## TASK STATEMENT:
Scan the listing below. Copy each line that contains "mass".
□ □ □ □ □ □ □
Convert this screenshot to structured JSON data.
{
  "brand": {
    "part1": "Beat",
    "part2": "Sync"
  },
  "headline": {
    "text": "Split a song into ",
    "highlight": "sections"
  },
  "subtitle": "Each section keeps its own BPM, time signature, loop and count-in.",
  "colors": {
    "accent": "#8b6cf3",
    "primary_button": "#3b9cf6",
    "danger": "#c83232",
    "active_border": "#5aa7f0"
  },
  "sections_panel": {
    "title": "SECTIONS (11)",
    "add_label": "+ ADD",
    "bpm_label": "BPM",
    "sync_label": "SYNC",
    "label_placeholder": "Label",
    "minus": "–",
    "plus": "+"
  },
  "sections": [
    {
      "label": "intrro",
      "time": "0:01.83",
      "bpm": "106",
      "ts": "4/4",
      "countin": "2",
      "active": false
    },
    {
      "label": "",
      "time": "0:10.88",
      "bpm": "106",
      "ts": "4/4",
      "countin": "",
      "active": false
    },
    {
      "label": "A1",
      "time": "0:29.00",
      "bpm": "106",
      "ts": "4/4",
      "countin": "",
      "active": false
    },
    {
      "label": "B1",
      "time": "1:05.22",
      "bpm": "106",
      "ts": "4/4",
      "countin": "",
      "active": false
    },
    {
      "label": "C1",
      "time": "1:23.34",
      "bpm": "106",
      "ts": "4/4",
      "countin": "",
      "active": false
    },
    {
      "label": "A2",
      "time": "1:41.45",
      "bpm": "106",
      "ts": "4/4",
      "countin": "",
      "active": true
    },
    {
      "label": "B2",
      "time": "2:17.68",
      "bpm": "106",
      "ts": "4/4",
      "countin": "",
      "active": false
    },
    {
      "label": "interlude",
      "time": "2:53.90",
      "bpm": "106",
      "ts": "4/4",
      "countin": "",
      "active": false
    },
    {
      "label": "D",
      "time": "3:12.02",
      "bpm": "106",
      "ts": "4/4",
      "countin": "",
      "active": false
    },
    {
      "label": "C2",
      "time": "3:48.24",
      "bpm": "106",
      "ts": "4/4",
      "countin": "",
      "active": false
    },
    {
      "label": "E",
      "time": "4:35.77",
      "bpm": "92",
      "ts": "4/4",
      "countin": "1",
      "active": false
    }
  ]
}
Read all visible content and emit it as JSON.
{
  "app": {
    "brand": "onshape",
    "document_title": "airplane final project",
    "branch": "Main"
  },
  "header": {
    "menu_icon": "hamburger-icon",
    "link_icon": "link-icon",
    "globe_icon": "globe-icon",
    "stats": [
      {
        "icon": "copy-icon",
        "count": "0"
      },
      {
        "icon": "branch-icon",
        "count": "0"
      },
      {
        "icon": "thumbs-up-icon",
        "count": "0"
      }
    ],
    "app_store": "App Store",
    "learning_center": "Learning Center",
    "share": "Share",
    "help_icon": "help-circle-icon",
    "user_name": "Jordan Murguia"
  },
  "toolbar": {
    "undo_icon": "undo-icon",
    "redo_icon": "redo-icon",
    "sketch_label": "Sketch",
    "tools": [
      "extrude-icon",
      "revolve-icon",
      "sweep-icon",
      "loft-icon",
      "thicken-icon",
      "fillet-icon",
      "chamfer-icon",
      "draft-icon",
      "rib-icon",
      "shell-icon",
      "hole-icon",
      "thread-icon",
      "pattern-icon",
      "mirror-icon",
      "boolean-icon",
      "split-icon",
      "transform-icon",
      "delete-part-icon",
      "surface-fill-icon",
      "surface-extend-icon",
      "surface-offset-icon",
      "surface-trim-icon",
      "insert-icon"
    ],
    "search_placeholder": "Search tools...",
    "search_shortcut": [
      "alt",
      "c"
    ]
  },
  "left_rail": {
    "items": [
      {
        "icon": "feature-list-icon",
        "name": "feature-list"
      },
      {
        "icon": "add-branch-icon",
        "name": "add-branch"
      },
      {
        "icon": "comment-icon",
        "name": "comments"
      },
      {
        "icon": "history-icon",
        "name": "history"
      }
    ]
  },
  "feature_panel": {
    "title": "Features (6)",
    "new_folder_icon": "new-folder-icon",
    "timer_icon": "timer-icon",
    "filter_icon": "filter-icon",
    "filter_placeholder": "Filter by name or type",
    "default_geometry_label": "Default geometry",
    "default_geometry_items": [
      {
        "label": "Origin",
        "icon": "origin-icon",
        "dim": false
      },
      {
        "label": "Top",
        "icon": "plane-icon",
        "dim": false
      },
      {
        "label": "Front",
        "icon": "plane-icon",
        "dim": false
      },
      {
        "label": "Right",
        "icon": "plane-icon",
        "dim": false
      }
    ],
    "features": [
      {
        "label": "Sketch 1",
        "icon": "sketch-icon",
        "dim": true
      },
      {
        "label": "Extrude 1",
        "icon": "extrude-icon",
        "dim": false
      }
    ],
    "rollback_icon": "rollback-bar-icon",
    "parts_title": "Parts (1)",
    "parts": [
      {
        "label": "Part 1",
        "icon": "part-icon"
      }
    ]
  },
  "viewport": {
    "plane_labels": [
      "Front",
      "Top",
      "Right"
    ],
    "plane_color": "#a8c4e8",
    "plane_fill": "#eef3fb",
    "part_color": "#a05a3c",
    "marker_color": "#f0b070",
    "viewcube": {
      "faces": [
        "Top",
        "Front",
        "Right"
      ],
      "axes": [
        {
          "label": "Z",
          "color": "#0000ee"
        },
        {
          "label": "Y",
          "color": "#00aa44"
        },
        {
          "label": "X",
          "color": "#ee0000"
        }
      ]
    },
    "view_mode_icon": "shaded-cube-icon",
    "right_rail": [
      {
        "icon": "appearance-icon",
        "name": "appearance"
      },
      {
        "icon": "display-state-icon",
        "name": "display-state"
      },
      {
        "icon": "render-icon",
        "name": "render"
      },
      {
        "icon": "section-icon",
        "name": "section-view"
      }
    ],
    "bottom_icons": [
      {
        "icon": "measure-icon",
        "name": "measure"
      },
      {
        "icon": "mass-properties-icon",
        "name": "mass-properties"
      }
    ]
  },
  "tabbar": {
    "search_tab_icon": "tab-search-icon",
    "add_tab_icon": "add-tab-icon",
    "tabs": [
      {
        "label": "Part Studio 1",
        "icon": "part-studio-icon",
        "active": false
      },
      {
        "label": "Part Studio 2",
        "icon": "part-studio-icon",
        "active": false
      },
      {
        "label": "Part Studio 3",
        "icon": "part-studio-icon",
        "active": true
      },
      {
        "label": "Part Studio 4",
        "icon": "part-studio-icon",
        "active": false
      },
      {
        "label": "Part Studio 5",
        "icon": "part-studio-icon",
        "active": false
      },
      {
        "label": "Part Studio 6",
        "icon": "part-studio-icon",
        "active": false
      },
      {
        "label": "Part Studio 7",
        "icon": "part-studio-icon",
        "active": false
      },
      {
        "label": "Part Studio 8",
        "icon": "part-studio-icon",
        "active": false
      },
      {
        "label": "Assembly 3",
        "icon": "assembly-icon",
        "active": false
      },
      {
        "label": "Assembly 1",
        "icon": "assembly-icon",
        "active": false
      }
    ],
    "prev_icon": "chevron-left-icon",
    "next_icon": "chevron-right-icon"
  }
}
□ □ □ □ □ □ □
## ANSWER SPACE:
        "icon": "mass-properties-icon",
        "name": "mass-properties"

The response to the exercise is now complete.